Status[edit]

The Mangarahara cichlid was first described as a new species in 2006 from the Amboaboa and Mangarahara Rivers near Mandritsara in northern Madagascar.[2] It is listed as Critically Endangered by the IUCN, but until its rediscovery in 2013, it was feared that the last remaining wild population had disappeared.[3] This rare species is threatened by habitat loss and introduced species.[1] Prior to its official description, it was sometimes known as Ptychochromis sp. nov. "Joba mena" or Ptychochromis sp. nov. "Mangarahara".[1][2] Two cichlids from another genus, Paretroplus nourissati and P. gymnopreopercularis, and a round herring, Sauvagella robusta, are restricted to the same region as Ptychochromis insolitus.[4][5] This species can reach a standard length of 5.5 centimetres (2.2 in).[6]

In captivity[edit]

As of 2013, only three specimens were known to exist in captivity; two males in London Zoo and one male in the Berlin Aquarium.

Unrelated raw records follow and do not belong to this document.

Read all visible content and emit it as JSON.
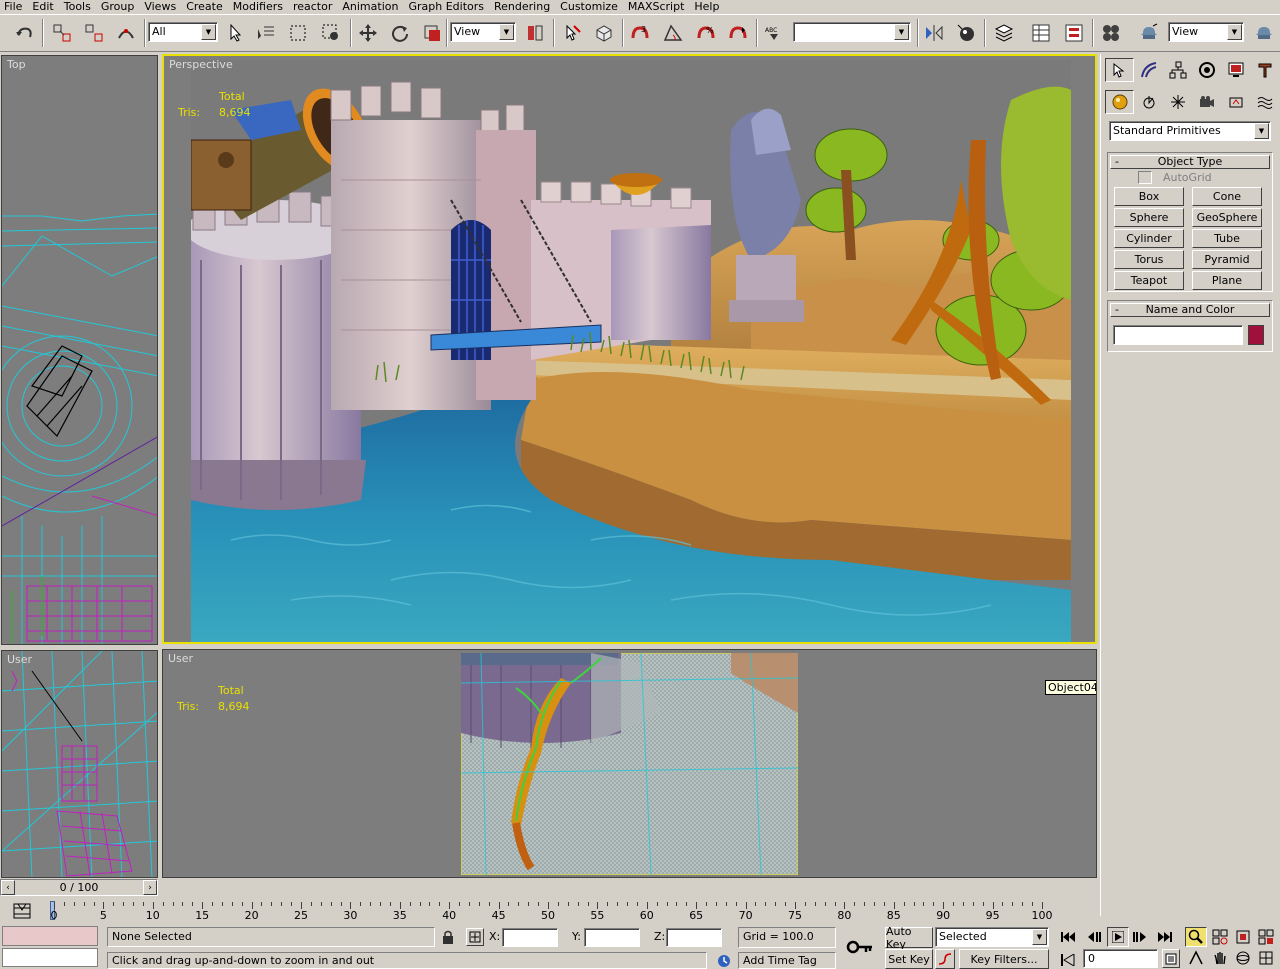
{
  "menu": [
    "File",
    "Edit",
    "Tools",
    "Group",
    "Views",
    "Create",
    "Modifiers",
    "reactor",
    "Animation",
    "Graph Editors",
    "Rendering",
    "Customize",
    "MAXScript",
    "Help"
  ],
  "toolbar": {
    "selection_filter": "All",
    "ref_coord": "View",
    "named_selection": "",
    "render_view": "View"
  },
  "viewports": {
    "top": {
      "label": "Top"
    },
    "perspective": {
      "label": "Perspective",
      "stats_total": "Total",
      "stats_tris_label": "Tris:",
      "stats_tris": "8,694"
    },
    "user_left": {
      "label": "User"
    },
    "user_main": {
      "label": "User",
      "stats_total": "Total",
      "stats_tris_label": "Tris:",
      "stats_tris": "8,694",
      "tooltip": "Object04"
    }
  },
  "scrub": {
    "frame": "0 / 100"
  },
  "timeline": {
    "ticks": [
      "0",
      "5",
      "10",
      "15",
      "20",
      "25",
      "30",
      "35",
      "40",
      "45",
      "50",
      "55",
      "60",
      "65",
      "70",
      "75",
      "80",
      "85",
      "90",
      "95",
      "100"
    ]
  },
  "command_panel": {
    "category": "Standard Primitives",
    "object_type_title": "Object Type",
    "autogrid": "AutoGrid",
    "buttons": [
      "Box",
      "Cone",
      "Sphere",
      "GeoSphere",
      "Cylinder",
      "Tube",
      "Torus",
      "Pyramid",
      "Teapot",
      "Plane"
    ],
    "name_color_title": "Name and Color",
    "name_value": "",
    "swatch_color": "#a0103c"
  },
  "status": {
    "selection": "None Selected",
    "prompt": "Click and drag up-and-down to zoom in and out",
    "x_label": "X:",
    "y_label": "Y:",
    "z_label": "Z:",
    "grid": "Grid = 100.0",
    "add_time_tag": "Add Time Tag",
    "auto_key": "Auto Key",
    "set_key": "Set Key",
    "key_mode": "Selected",
    "key_filters": "Key Filters...",
    "current_frame": "0"
  },
  "colors": {
    "viewport_bg": "#7d7d7d",
    "active_border": "#e8e000",
    "wire_cyan": "#22c8d8",
    "wire_magenta": "#c020c0"
  }
}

An appeal to collectors was put out in May 2013 to attempt to find a suitable female in a private collection for breeding purposes.[7] The last known female was killed by a male at the Berlin Aquarium while trying to mate.[8][full citation needed] In late 2013, a remnant population was discovered in the wild after a local tip-off, and 18, including some females, have been moved into captivity.[3]

References[edit]

  1. ^ a b c Loiselle, P. & participants of the CBSG/ANGAP CAMP "Faune de Madagascar" workshop, Mantasoa, Madagascar 2001 (2004). "Ptychochromis sp. nov. Joba mena". IUCN Red List of Threatened Species. Version 2011.1. International Union for Conservation of Nature. Retrieved 15 July 2011. 
  2. ^ a b Stiassny, M., and Sparks, J. S. (2006). Phylogeny and Taxonomic Revision of the Endemic Malagasy Genus Ptychochromis (Teleostei: Cichlidae), with the Description of Five New Species and a Diagnosis for Katria, New Genus. American Museum Novitates 3535.
  3. ^ a b "Conservation Hail Mary works: Mate for near-extinct fish found!". Mongabay.com. 20 December 2013. Retrieved 22 December 2013. 
  4. ^ Sparks, J. S. (2008). Phylogeny of the Cichlid Subfamily Etroplinae and Taxonomic Revision of the Malagasy Cichlid Genus Paretroplus (Teleostei: Cichlidae). Bulletin of the American Museum of Natural History Number 314 :1-151
  5. ^ Stiassny, M.L.J. (2002). Revision of Sauvagella Bertin (Clupeidae: Pellonulinae: Ehiravini) with a description of a new species from the freshwaters of Madagascar and diagnosis of Ehiravini. Copeia 2002(1): 67-76.
  6. ^ Froese, Rainer and Pauly, Daniel, eds. (2013). "Ptychochromis insolitus" in FishBase. April 2013 version.
  7. ^ "Zoo seeks mate for last surviving 'gorgeously ugly' fish". BBC News. 10 May 2013. Retrieved 10 May 2013. 
  8. ^ harpers.org july 2013